Assignment:
For each line in the data that includes "label", make a copy.

[Task inputs — start]

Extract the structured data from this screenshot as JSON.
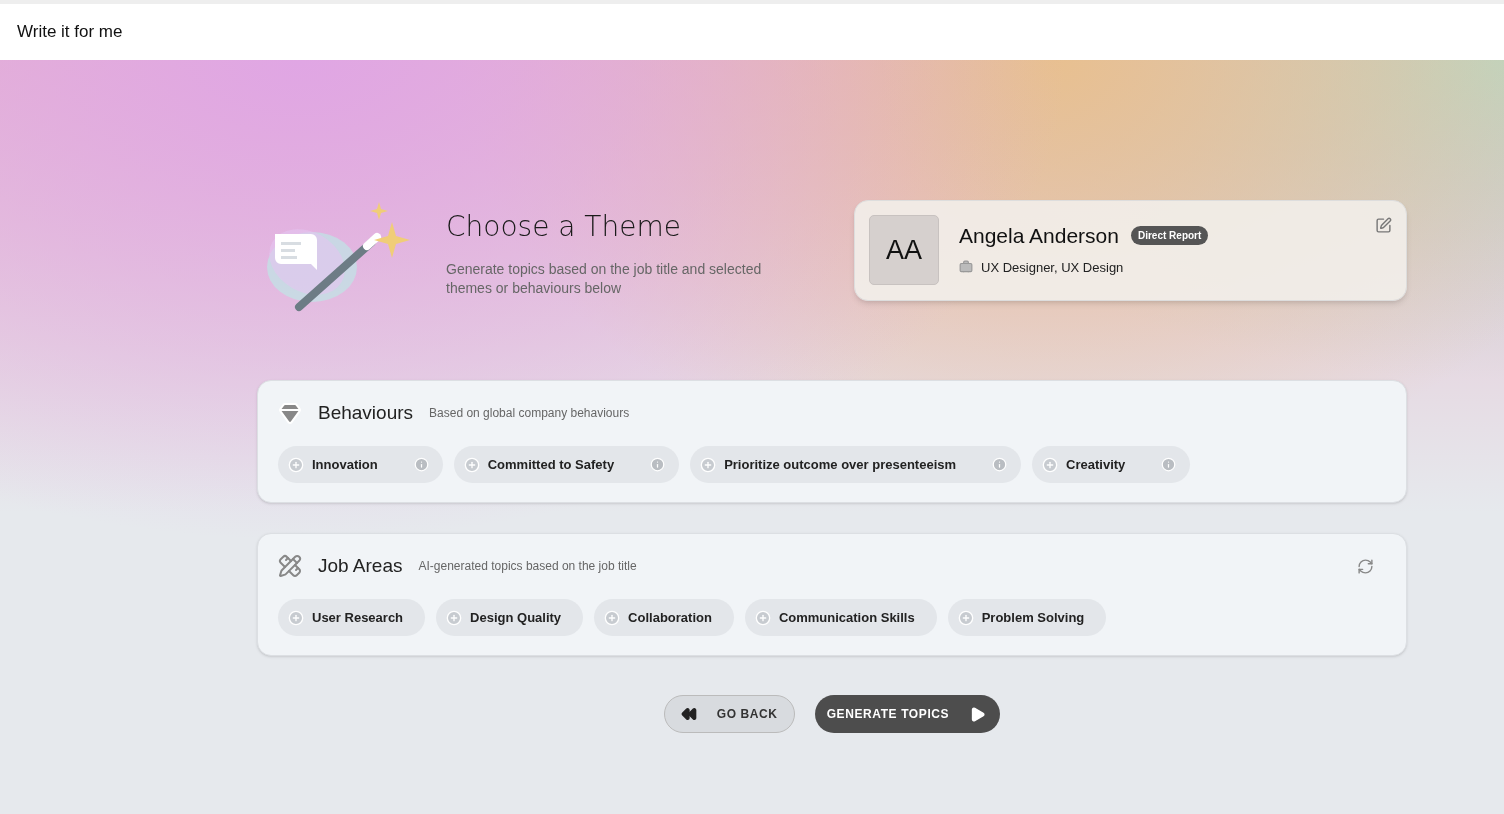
{
  "header": {
    "title": "Write it for me"
  },
  "hero": {
    "title": "Choose a Theme",
    "subtitle": "Generate topics based on the job title and selected themes or behaviours below"
  },
  "profile": {
    "initials": "AA",
    "name": "Angela Anderson",
    "badge": "Direct Report",
    "role": "UX Designer, UX Design"
  },
  "behaviours": {
    "title": "Behaviours",
    "subtitle": "Based on global company behaviours",
    "chips": [
      {
        "label": "Innovation"
      },
      {
        "label": "Committed to Safety"
      },
      {
        "label": "Prioritize outcome over presenteeism"
      },
      {
        "label": "Creativity"
      }
    ]
  },
  "job_areas": {
    "title": "Job Areas",
    "subtitle": "AI-generated topics based on the job title",
    "chips": [
      {
        "label": "User Research"
      },
      {
        "label": "Design Quality"
      },
      {
        "label": "Collaboration"
      },
      {
        "label": "Communication Skills"
      },
      {
        "label": "Problem Solving"
      }
    ]
  },
  "buttons": {
    "back": "GO BACK",
    "generate": "GENERATE TOPICS"
  }
}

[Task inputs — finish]

Answer below:
        "label": "Innovation"
        "label": "Committed to Safety"
        "label": "Prioritize outcome over presenteeism"
        "label": "Creativity"
        "label": "User Research"
        "label": "Design Quality"
        "label": "Collaboration"
        "label": "Communication Skills"
        "label": "Problem Solving"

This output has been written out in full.